alibi—an assertion by a person that he or she was somewhere else when something occurred, showing that the person could not have participated in that event. Example: When the Niffler was put into Professor Umbridge’s office, Hagrid had what should have been a perfect alibi because he was seen teaching on the grounds at the time.

all-source intelligence—intelligence derived from every type of intelligence available, including covert or secret intelligence. Example: In book 7, when trying to figure out the locations of the Horcruxes, Harry uses every source of information available to him: the information Dumbledore shared with him, articles from the Daily Prophet, and even Rita Skeeter’s tell-all book.

alternative explanation—a different explanation or reason for some occurrence or conclusion. Example: Harry went through many alternative explanations while trying to determine why he could see through the eyes of the snake, including being possessed by Voldemort.

analysis—the use of logic and observation to reach conclusions that are proper and based on fact. Example: Throughout book 7, Harry, Hermione, and Ron use analysis to determine where the Horcruxes are located.

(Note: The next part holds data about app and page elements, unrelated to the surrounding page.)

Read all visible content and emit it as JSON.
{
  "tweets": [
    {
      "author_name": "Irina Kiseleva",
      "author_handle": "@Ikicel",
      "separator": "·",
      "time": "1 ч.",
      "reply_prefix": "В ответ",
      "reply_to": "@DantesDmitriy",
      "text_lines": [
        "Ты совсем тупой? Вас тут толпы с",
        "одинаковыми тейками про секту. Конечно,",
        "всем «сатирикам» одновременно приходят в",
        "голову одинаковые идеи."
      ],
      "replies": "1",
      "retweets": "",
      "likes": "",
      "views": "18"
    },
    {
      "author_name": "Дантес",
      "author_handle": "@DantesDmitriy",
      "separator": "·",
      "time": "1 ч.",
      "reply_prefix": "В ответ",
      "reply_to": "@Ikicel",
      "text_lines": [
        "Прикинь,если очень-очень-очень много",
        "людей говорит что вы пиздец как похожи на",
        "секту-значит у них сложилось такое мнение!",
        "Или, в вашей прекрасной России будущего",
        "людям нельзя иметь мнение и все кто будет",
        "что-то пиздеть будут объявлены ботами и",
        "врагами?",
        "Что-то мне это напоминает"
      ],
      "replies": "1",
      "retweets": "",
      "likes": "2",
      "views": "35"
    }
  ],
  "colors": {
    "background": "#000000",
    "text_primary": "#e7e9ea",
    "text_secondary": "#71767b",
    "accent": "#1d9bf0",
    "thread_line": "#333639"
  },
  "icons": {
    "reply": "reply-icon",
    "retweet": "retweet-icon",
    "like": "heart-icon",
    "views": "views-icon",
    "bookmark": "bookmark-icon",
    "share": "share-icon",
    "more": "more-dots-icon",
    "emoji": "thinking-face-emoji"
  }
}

Hermione in Chamber of Secrets

appointment power—the authority of a high-ranking individual to select and appoint others to posts or positions in the organization. Example: Minister of Magic Fudge used his appointment power to install Professor Umbridge as the first Hogwarts High Inquisitor, and later as Headmistress of Hogwarts.

argument ad hominem—a fallacy in logic in which the position or viewpoint of a particular person is rejected based solely on a negative view of that person. Example: The Daily Prophet repeatedly rejected Harry’s statements that Voldemort had returned by attacking him personally, making his credibility an issue, rather than by presenting hard evidence that Voldemort had not returned.

Daily Prophet

assessment—a formal review of the reliability or validity of information or intelligence, or the written version of such a review. Example: According to Fudge (who had just been sacked) there is going to be an inquiry about Sirius Black being murdered on Ministry of Magic premises; someone will be doing a formal assessment—and no doubt a written report will be provided to the new Minister of Magic, Rufus Scrimgeour.

asset—something of value; in the spy world, an asset is an individual, technology, or other means to obtain intelligence. Example: Each time Harry was moved from number four, Privet Drive, members of the Order of the Phoenix formed a security team to protect Harry due to his being a high-value asset.

assumption of leadership—the act of taking over a particular position or leadership role. Example: Dolores Umbridge assumed leadership of Hogwarts after Dumbledore evaded capture and disappeared.


attaché—an expert assigned as a consultant to an embassy in a foreign country knowledgeable about a particular subject; if the person is an active duty military person, he or she is referred to as a military attaché. Example: Kingsley Shacklebolt, an expert on the Wizarding world and magical defense, is the Ministry of Magic’s attaché to the Other Prime Minister.

Aunt Minnies—photographs taken to capture an item of interest in the background of what appears to be an innocent candid photo: for example, your “Aunt Minnie” poses in the foreground, with a building targeted for covert penetration in the background. It is a common pretext for photographing a target without appearing to be gathering information covertly. Example: In the picture of Ron and his family on holiday in Egypt you can see a Pyramid in the background, and of course Scabbers on Ron’s shoulder. If the person taking the photo were really interested in something else (like the Pyramid, or even Scabbers!) and the use of the family was just an excuse to take the picture of something other than the family, then the photo would be an Aunt Minnie.

Weasleys at the Pyramids